Questions about the budget commitment letter can be addressed to Athena Dupont at firstname.lastname@example.org or (435) 797-3762.
A letter of support from the project’s faculty mentor must accompany each URCO proposal. The letter should:
- Outline the qualifications of the applicant(s) to complete the project.
- Outline how the project fits within the definition of undergraduate research: “an inquiry or investigation conducted by an undergraduate student that makes an original intellectual or creative contribution to the discipline.”
- Provide a statement of support for the project, its feasibility, timeline, and potential educational outcomes.
Letters must be uploaded at the time of application; proposals without this letter will not be reviewed.
CVs will be a critical component in reviewer assessment of applicants’ competence and should be a reflection of students’ work history, research experience, work ethic, and applicable skills. A good CV should be tailored to this application specifically, and show professionalism and care. For help crafting or updating your Curriculum Vitae, click here.
Arts & Humanities- Includes programs such as Music, Theater, Religious Studies, English, History, Liberal Arts, etc.
Life Sciences- Includes programs such as Biology, Plants, Watershed Sciences, Environment and Society, etc.
Physical Sciences & Math- Includes programs such as Geology, Math, Physics, Dietetics, etc.
Engineering- Includes programs such as Biological Engineering, Computer Science, Mechanical and Aerospace Engineering, etc.
Social Sciences & Education- Includes programs such as Political Science, Management, JComm, Economics and Finance, Accountancy, Psychology, etc.

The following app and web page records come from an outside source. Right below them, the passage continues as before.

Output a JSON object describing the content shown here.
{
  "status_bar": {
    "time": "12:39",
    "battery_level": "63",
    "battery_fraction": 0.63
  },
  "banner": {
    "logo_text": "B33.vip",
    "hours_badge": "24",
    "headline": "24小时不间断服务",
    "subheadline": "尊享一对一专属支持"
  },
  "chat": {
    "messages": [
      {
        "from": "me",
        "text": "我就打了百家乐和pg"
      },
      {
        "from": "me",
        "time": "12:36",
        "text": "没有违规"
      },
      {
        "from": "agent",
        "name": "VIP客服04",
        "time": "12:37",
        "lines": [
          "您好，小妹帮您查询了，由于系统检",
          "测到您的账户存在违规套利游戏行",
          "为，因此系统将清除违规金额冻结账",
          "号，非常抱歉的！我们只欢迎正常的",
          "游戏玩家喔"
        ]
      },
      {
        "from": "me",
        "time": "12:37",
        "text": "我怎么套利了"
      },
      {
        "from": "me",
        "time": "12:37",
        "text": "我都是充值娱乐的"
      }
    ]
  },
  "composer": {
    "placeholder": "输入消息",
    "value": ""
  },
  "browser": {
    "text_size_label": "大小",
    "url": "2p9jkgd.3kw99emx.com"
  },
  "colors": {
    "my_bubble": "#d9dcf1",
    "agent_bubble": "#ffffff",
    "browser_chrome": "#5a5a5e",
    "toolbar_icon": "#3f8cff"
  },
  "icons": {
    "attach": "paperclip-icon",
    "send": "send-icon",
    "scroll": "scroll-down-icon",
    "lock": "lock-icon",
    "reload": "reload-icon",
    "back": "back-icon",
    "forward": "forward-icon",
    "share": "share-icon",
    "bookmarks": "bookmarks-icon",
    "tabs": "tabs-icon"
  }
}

See the Discipline Category Guide if you are uncertain about the optimal category for your proposal.
Each proposal will be evaluated by one faculty member and one senior graduate student within the appropriate discipline group for that project. Excellent proposals will be concise, clear, descriptive, persuasive, and easy to follow. There are two criteria for the award: project quality (75% weight) and student qualification (25% weight).
Project ratings will be based on the following categories:
- Research Question or Creative Goal: Does the proposal state and describe the goals of the project? Does the proposal articulate a scholarly question or a professional artistic objective? Are there proposed hypotheses or anticipated outcomes for the project?
- Significance: Does the proposal engage in the key elements of the scholarly process, and situate the concepts, practices, or results of scholarship within a broader context? Is it easy to follow, concise, clear, descriptive and persuasive?
- Methodology: Does the proposal clearly describe the methodology, design, research plan, processes, or procedures that will be used to complete the project? Is the approach appropriate for achieving the project goals? Are there alternative approaches?
- Feasibility: Is the project well-planned, feasible, and clear? Can it be accomplished within the timeline proposed? Does the proposal take into account potential challenges or problems, and how the project will seek to address them?
Student qualifications will be based on the following categories:
- Experience: Experience predicts success in URCO projects. Does the student’s (or students’) experience indicate their competence (e.g., output, presentations, publications)? Does it indicate their dedication and motivation to complete the project (e.g., work ethic, time in a lab, work on projects with faculty)?
- Mentor Support: Does the mentor make a compelling case in recommending the student(s)? Does the mentor indicate their own willingness to invest in the student’s (or students’) success?
- Education Plan: The student(s) should outline 3 to 5 learning objectives or professional goals to be derived from the project. Does the proposal clearly express how this research project will help the student(s) meet those goals?